## Activity
Your result should be every line of the records below that contains the word "icon".

(Collection entries)
◇ ◇ ◇
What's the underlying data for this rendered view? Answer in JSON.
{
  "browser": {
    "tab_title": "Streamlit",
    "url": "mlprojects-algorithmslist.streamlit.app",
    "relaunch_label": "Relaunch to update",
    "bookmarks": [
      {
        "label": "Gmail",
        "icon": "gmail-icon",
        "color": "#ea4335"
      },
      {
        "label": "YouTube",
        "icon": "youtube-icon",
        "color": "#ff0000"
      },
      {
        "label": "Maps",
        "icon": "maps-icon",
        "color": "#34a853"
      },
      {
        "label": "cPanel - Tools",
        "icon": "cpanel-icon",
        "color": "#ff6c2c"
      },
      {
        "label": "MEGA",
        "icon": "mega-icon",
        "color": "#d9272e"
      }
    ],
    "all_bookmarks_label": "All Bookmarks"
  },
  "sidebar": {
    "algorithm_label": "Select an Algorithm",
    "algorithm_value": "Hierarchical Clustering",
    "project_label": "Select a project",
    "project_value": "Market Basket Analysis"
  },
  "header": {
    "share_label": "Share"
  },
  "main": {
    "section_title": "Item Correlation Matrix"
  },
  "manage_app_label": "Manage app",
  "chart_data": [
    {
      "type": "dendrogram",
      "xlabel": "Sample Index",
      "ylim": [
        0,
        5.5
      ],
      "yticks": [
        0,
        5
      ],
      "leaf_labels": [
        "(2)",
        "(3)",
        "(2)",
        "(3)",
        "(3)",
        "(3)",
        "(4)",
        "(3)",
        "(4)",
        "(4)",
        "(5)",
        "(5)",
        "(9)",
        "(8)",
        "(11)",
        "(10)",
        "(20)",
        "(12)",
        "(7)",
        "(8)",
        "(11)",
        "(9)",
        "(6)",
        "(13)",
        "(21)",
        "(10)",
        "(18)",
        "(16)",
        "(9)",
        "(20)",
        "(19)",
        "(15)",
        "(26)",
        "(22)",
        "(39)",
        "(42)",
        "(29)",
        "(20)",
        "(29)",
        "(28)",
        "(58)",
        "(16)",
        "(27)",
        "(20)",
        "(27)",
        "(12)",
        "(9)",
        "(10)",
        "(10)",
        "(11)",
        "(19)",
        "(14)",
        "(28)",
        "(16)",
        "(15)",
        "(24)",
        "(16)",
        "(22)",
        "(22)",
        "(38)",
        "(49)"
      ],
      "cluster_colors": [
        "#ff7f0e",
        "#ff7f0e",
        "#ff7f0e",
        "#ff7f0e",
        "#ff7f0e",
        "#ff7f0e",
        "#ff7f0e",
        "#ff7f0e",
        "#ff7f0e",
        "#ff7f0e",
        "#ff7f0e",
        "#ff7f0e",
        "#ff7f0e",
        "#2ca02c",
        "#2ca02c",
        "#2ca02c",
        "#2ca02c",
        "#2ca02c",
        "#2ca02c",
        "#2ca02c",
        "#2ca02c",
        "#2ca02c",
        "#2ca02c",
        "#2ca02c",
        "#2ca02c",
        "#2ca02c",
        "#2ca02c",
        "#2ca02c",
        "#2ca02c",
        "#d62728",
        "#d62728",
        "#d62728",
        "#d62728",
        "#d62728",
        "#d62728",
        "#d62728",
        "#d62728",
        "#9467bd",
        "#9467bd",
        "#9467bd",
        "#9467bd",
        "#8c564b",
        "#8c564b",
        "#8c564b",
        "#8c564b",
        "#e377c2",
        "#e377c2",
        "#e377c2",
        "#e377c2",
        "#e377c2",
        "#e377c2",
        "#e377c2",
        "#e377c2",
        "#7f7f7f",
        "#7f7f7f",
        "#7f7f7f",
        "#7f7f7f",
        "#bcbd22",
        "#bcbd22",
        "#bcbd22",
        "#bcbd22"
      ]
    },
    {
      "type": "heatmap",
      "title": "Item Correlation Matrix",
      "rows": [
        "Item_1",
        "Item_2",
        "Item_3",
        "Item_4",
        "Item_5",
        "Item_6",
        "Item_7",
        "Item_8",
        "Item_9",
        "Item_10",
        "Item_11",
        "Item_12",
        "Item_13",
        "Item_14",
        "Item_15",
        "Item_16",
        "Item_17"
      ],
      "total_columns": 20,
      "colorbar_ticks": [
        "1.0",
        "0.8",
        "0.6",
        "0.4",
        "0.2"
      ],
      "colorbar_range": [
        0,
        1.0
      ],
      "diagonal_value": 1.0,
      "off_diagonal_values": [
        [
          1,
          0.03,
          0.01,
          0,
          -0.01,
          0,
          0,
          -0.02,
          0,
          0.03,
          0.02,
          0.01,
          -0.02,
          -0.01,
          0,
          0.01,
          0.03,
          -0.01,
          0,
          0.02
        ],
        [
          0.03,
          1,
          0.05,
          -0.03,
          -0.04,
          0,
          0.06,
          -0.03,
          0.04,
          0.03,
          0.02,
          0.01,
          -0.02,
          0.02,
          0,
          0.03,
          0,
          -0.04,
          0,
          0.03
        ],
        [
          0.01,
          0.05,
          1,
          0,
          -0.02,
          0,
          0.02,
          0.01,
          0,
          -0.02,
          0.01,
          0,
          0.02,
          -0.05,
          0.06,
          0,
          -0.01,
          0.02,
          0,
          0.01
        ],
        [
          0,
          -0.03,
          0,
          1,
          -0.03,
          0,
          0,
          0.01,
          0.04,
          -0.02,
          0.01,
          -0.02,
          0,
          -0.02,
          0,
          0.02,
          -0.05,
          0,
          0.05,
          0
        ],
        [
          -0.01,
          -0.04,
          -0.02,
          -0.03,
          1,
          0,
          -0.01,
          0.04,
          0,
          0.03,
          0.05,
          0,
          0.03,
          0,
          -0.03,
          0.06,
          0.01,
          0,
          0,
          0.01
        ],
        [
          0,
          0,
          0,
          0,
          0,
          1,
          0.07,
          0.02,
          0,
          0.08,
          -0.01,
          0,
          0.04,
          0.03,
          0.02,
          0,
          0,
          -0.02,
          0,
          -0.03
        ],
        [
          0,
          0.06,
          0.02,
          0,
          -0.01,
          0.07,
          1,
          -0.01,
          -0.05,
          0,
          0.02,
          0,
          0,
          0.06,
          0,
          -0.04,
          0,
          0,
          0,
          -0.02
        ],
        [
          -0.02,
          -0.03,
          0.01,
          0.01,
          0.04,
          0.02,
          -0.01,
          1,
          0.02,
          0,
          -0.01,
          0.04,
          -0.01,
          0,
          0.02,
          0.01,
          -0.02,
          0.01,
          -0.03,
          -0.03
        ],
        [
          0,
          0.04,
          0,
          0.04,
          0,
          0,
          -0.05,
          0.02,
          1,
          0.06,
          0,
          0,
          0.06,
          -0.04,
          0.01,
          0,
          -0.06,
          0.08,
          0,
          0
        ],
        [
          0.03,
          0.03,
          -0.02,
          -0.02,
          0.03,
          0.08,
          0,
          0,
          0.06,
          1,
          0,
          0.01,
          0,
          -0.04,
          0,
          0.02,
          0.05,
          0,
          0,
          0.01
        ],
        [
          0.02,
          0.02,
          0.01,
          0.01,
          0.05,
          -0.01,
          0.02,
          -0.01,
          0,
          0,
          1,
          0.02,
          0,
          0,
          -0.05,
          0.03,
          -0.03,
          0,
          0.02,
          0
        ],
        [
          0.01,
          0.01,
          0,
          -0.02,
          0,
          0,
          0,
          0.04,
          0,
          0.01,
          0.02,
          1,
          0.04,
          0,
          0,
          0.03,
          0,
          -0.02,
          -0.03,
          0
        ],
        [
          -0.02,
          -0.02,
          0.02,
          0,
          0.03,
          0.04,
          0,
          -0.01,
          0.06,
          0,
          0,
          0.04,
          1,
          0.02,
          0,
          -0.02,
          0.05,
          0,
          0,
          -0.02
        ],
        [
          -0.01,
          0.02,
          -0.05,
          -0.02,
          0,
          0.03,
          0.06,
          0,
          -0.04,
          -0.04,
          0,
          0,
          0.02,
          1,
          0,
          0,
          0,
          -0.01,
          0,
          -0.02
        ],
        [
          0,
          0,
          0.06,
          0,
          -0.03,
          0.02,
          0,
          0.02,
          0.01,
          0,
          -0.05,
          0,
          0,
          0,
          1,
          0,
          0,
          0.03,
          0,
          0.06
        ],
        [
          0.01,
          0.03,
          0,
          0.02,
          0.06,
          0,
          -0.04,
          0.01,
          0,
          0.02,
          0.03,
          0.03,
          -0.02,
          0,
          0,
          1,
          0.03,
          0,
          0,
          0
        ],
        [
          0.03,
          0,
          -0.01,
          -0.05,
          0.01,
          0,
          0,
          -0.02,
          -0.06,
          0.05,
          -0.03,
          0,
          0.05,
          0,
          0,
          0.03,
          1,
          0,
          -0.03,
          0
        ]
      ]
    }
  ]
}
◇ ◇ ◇
## Answer to this problem
        "icon": "gmail-icon",
        "icon": "youtube-icon",
        "icon": "maps-icon",
        "icon": "cpanel-icon",
        "icon": "mega-icon",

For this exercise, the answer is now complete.